During October 2009 I was one of a privileged few to be invited to Train the Trainers (TTT) in Santiago, Chile, South America. Having heard about TTT from numerous peers, I could not wait to finally experience what everyone described as 'the single best meeting you might ever attend'. I had high expectations and I was not to be disappointed.
Probiotics in children - what is the evidence of efficacy? Lecture SAGES Congress Cape Town 8th August 2009Author Hania SzajewskaSource: South African Gastroenterology Review 7 (2009)More Less
Professor Szajewska began her lecture by describing the use of meta-analysis of randomised controlled trials (RCTs), where the results of different studies are combined to obtain a qualitative estimate of the overall effect of a particular intervention or variable on a defined outcome. Two main reasons to perform a meta-analysis are to increase power and to increase precision of the results. The results of individual studied could be pooled together if the studies are considered sufficiently homogenous in terms of the question and methods. Documented results may be used to define treatment guidelines.
World Gastroenterology Organisation Global Guideline
Irritable bowel syndrome : a global perspective - April 20, 2009Source: South African Gastroenterology Review 7, pp 22 –30 (2009)More Less
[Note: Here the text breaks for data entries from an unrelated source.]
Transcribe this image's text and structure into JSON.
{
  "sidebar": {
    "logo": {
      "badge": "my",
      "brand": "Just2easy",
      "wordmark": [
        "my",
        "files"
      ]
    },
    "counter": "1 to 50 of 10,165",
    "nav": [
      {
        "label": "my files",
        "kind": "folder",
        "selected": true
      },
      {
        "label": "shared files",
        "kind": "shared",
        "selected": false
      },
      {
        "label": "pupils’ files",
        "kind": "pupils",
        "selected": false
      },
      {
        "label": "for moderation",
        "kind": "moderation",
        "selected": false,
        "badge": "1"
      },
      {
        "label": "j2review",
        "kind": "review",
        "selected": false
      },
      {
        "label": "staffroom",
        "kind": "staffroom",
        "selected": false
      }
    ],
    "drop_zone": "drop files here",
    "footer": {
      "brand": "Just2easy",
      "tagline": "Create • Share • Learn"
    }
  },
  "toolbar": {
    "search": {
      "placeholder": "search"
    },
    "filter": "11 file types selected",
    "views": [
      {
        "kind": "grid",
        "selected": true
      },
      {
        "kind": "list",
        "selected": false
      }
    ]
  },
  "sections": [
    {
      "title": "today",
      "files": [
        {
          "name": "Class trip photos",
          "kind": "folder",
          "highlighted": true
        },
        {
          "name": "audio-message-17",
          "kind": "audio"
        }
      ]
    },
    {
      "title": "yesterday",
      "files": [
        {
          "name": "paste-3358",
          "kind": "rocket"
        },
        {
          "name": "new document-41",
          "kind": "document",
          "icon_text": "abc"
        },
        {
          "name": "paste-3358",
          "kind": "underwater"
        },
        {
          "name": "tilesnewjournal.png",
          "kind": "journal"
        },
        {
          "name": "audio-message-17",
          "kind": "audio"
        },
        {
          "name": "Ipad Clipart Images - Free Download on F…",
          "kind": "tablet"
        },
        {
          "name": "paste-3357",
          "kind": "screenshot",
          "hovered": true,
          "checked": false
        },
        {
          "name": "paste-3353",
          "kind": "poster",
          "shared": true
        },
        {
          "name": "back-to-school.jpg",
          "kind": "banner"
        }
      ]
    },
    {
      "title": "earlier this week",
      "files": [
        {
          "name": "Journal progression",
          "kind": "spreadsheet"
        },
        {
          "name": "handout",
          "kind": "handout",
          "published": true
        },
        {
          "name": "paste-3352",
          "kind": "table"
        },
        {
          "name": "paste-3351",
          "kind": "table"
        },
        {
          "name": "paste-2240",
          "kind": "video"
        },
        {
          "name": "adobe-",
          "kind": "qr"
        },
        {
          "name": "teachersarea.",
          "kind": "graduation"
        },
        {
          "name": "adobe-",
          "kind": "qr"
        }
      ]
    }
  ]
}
Irritable bowel syndrome (IBS) is a functional bowel disorder in which abdominal pain or discomfort is associated with defecation or a change in bowel habit. Bloating, distension, and disordered defecation are commonly associated features. (In some languages, the words "bloating" and "distension" may be represented by the same term.) Irritable bowel syndrome is a relapsing functional bowel disorder defined by symptom-based diagnostic criteria, in the absence of detectable organic causes. The symptomatic array is not specific for IBS, as such symptoms may be experienced occasionally by almost every individual. To distinguish IBS from transient gut symptoms, experts have underscored the chronic and relapsing nature of IBS and have proposed diagnostic criteria based on the occurrence rate of symptoms.
Evaluating National Health Insurance (NHI) as a mechanism to increase access to healthcare through an ethics lens. : reportAuthor Elsabe KlinckSource: South African Gastroenterology Review 7, pp 31 –33 (2009)More Less
The inequities in South African society are well-known and acknowledged by most. These inequities have prompted many reforms. Till today these inequities underpin discussions on public transportation, education, housing and healthcare. Our Constitution recognises these rights and requires of government to take steps to address healthcare, education and housing in a progressive manner. The Constitution also recognises the financial implications of realising these rights, requiring the state to realise the rights "within its available resources". In a recent case, concerning access to water, and whether requiring of persons, after receiving a certain amount of water for free, the Constitutional Court recognised that the City of Johannesburg may not have the resources to immediately realise the right to its fullest extent, stating that such realisation must by its very nature, be progressive.
Author Stephen GroblerSource: South African Gastroenterology Review 7, pp 34 –35 (2009)More Less
Health care in South Africa is in a serious crisis and faces numerous, possibly insurmountable, challenges. These include the world-wide economic downturn, state health care suffering catastrophic implosion in many areas, health care worker shortages and strikes, rampant HIV, unemployment and threatened reformation with the voyeuristic potion of National Health Insurance (NHI).